1. What drove your decision to choose the specialty of ophthalmology and the subspecialty of retina?
I have wanted to be a surgeon since I was a child and have never doubted my decision to practice medicine. During medical studies, I attended the department of neurosurgery for quite some time. I then became fascinated with the eye and, within that, vitreoretinal surgery, which is by far the most diverse and fascinating aspect of ophthalmology. I think sight is the most important gift, and to help patients who have lost their sight and, in some cases, to save their sight is an immensely gratifying experience.
2. What surgical cases do you find most enjoyable to perform and rewarding once successfully completed?
Retinal detachment, without a doubt. It's the surgery that has the most diverse approach, scleral buckle or vitrectomy, with no clear guidelines. It is most satisfying when a surgical intervention is successful and there are no complications, and therefore the patient is satisfied. Ocular trauma surgery is also fascinating and varied, as it is a true emergency surgery and requires immediate and accurate decision-making. Although these procedures take a long time to complete, when you save the eye in these cases it is very satisfying.
3. Have any recent studies or new technologies influenced your surgical technique?
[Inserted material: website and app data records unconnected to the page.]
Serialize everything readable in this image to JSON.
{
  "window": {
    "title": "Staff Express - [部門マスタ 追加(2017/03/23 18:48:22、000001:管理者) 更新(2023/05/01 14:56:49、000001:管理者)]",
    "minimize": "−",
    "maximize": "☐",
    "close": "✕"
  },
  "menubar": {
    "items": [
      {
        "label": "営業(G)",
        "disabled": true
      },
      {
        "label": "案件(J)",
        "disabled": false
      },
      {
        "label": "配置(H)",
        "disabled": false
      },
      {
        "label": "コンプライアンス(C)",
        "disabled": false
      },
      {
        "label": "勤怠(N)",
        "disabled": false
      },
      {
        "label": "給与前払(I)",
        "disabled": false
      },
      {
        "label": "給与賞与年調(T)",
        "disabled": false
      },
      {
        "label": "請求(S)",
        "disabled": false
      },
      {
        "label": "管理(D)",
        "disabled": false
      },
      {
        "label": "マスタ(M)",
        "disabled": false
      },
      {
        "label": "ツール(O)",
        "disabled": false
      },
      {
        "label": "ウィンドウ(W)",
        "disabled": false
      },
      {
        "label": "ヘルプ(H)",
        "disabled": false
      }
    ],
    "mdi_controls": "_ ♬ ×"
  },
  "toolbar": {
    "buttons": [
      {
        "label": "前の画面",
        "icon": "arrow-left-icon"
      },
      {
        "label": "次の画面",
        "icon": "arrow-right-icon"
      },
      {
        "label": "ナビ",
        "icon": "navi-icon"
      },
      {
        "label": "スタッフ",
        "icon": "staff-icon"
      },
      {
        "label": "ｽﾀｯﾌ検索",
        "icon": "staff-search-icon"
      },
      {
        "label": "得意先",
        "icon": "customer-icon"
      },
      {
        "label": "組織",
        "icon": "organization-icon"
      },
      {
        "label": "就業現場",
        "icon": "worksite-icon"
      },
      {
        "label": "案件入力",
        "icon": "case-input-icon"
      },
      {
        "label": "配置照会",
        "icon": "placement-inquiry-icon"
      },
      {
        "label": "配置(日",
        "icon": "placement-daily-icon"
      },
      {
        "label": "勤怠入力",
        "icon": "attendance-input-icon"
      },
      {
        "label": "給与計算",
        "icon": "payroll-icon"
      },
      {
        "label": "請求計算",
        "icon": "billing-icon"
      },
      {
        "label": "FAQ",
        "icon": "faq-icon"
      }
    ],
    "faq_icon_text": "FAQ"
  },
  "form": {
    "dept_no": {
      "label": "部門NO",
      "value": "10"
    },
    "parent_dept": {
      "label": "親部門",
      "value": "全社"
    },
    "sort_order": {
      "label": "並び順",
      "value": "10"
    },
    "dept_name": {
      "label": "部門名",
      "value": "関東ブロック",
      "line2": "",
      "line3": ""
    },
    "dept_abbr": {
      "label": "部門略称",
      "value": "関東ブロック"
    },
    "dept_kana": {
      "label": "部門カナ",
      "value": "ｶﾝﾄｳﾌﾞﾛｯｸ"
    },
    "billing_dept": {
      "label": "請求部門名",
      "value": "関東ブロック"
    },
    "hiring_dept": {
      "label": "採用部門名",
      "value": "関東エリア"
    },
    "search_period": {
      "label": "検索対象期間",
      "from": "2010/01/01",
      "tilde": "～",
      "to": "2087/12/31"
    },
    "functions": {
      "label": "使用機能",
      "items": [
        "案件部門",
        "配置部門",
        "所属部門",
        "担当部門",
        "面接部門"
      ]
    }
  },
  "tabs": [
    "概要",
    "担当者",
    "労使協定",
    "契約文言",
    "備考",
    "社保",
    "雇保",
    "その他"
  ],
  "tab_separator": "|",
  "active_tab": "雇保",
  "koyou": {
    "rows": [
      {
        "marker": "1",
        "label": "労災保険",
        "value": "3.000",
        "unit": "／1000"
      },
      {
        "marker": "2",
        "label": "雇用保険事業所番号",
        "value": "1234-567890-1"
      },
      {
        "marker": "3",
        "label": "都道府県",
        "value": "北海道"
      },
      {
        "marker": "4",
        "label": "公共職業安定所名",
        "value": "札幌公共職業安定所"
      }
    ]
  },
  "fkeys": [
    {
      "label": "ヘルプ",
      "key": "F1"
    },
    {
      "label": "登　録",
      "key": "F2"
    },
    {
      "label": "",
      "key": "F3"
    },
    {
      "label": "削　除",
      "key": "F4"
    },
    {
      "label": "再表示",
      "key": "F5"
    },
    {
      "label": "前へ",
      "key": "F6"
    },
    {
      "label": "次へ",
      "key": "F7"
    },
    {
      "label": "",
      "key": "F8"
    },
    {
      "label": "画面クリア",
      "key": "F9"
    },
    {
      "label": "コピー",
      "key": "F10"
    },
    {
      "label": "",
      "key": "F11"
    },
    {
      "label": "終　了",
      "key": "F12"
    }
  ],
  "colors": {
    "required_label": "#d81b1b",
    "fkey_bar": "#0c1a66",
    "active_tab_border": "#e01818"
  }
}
I exclusively use minimally invasive techniques, primarily with 25-gauge instrumentation. I am eager to try the 27-gauge system because I believe that, if I can achieve the same surgical and functional results with this technology, then using a less invasive technique is the best approach.
Currently, I am studying a glue for sclerotomy closure with colleagues at the University of Chicago. It is a very interesting solution because many surgeons tend to suture after surgery, especially when using a 23-gauge system. This special glue is being evaluated for corneal tunnel closure in cataract surgery but will hopefully also soon have applications in vitreoretinal surgery. The main advantage, apart from avoiding postoperative hypotony, is a theoretical absence of postoperative infections, as the glue creates a barrier between the outside and inside of the eye. We have already started human clinical trials and hope to have good results to present soon.
4. How would you describe your approach to patients and to medicine in general?
Today, the health care system in Italy is changing profoundly, and therefore the relationship between doctor and patient is changing as well. I always maintain thorough and honest communication with patients and try to make the right therapeutic decisions with them. I explain that I will do my best to take care of their problem, but perfect outcomes are not always possible.
In my experience, Italian patients, as opposed to American patients for example, expect every health problem to be fixed, and are often prepared to fight against their doctors when their expectations are not met. Lawsuits against physicians are becoming more frequent for no reason, and these have even prompted the foundation of a national association for physicians unjustly accused of malpractice (AMAMI) to defend doctors. I am very honest with patients when discussing their conditions and treatment options, which includes explaining the possible intraoperative or postoperative complications. Although our work is becoming increasingly frustrating, it is still immensely rewarding.
5. How do you spend your leisure time?
I have different hobbies, but the most important one is music. I play piano and have a 9-member band called Uxmal (www.uxmalband.com). Up to 2 or 3 years ago, we played only Bruce Springsteen songs (we were a Bruce cover band), but today we play classic soul music such as Wilson Pickett, James Brown, Aretha Franklin, and so on. We play in the nightclubs or in recording studios, and it really is an excellent pastime. Life is music, and music is life!